↓↓↓

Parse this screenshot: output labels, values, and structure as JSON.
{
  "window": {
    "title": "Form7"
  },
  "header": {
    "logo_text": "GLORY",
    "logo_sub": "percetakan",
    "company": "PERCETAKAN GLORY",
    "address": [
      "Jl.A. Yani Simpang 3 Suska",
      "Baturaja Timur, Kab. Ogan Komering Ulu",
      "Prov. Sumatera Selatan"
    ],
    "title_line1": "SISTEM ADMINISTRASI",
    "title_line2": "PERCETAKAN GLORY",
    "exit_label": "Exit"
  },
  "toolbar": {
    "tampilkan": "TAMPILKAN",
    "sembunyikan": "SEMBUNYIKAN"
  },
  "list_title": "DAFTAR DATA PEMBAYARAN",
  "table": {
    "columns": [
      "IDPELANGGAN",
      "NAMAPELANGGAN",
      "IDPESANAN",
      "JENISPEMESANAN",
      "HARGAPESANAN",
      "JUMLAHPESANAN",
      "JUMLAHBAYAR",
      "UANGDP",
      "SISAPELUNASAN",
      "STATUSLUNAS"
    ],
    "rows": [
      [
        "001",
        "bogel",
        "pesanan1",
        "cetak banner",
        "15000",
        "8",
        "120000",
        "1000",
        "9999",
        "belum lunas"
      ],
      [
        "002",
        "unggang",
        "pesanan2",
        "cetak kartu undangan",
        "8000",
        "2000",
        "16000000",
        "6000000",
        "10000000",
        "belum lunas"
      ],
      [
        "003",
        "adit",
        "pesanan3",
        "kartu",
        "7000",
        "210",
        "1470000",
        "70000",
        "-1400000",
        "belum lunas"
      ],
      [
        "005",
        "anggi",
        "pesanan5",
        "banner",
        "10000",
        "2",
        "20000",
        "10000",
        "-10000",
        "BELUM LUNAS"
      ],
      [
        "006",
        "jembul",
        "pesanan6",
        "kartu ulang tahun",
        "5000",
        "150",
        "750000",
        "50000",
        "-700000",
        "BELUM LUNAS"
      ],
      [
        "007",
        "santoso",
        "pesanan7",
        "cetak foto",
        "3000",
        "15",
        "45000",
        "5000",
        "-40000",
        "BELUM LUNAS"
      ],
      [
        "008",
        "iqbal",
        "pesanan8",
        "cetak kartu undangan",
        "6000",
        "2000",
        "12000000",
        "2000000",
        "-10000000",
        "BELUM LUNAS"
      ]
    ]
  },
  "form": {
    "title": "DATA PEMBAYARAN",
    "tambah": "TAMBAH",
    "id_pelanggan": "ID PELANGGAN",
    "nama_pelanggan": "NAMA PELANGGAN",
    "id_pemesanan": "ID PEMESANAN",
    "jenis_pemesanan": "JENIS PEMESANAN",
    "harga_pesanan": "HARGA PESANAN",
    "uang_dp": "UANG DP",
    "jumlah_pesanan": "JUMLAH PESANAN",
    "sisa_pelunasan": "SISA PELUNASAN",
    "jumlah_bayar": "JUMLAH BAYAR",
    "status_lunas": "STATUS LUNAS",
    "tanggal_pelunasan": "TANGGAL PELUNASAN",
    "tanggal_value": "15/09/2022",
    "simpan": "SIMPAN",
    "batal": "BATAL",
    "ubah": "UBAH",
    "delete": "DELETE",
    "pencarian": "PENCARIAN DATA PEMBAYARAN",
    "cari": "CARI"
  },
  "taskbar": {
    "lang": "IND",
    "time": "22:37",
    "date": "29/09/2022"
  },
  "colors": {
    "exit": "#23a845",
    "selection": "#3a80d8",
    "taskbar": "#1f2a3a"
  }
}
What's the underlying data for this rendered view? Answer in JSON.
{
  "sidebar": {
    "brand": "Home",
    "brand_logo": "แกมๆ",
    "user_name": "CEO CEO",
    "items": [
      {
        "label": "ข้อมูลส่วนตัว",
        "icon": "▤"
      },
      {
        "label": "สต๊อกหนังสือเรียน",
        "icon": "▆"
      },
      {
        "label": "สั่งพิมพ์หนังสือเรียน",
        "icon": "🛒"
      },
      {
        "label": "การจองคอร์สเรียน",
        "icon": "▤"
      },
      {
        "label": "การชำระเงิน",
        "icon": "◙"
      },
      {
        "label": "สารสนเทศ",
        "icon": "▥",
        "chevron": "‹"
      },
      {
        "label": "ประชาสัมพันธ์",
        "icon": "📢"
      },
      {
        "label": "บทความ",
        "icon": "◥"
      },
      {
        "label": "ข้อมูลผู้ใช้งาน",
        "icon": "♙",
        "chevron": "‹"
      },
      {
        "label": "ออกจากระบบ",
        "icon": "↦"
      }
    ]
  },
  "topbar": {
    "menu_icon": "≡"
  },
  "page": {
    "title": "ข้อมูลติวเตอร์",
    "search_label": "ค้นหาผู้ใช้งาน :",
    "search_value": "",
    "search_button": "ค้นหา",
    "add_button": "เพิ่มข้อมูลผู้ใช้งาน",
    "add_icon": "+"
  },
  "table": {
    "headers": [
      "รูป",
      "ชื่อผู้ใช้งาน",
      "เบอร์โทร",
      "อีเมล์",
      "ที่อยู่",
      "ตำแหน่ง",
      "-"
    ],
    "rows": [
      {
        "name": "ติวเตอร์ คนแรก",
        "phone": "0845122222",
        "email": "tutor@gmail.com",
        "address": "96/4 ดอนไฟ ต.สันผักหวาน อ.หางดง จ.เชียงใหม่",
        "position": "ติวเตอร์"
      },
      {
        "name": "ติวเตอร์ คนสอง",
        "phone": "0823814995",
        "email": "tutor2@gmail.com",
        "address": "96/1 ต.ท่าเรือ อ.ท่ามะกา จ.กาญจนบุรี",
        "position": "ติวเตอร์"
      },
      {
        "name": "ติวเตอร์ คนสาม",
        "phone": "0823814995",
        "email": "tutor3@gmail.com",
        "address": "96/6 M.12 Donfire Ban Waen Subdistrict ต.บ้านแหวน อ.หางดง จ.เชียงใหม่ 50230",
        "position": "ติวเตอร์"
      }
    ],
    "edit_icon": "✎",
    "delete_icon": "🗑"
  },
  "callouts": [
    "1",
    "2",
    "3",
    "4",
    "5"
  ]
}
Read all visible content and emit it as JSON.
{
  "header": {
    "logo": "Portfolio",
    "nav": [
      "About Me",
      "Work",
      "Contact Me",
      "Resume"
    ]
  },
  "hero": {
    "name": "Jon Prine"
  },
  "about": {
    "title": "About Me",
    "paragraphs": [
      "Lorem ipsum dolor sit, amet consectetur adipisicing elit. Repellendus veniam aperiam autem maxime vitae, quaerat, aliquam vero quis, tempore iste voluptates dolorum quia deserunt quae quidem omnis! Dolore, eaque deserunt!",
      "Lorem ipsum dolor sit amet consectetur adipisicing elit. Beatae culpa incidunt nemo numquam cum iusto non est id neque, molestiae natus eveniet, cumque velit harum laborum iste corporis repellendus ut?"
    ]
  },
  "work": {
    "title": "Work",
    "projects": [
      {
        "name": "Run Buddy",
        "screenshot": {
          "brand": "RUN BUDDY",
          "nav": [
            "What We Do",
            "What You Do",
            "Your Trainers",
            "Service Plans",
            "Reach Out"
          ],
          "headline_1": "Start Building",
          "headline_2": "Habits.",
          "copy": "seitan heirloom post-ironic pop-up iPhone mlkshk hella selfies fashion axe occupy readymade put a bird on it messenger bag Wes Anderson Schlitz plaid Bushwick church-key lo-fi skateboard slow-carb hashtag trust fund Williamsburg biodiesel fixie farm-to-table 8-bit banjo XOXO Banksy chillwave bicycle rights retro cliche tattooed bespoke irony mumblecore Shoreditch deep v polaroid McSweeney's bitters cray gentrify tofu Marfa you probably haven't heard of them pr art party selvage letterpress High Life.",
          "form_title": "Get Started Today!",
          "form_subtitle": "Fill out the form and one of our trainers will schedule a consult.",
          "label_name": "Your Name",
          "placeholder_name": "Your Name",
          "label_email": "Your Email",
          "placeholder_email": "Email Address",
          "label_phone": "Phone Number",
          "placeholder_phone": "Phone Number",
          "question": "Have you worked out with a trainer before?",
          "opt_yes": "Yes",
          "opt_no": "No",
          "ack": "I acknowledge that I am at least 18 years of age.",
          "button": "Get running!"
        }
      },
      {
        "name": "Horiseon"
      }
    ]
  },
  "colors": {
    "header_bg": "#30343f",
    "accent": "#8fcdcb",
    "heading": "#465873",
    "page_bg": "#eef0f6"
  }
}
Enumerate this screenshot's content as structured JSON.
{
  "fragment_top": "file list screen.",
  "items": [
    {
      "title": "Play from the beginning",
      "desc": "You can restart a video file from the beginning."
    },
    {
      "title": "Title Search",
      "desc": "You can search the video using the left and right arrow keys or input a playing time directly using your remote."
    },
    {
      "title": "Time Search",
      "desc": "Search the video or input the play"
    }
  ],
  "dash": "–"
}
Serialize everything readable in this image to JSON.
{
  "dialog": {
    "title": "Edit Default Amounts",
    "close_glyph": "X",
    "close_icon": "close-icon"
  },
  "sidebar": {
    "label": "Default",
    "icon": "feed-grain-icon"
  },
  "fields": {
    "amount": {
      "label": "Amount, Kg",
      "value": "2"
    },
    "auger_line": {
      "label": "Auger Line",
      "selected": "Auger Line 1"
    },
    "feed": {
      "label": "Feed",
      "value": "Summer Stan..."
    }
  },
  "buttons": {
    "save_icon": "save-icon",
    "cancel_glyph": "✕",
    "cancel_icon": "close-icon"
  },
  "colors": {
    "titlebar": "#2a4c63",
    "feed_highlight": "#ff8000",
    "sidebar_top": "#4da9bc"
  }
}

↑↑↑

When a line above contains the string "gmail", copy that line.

        "email": "tutor@gmail.com",
        "email": "tutor2@gmail.com",
        "email": "tutor3@gmail.com",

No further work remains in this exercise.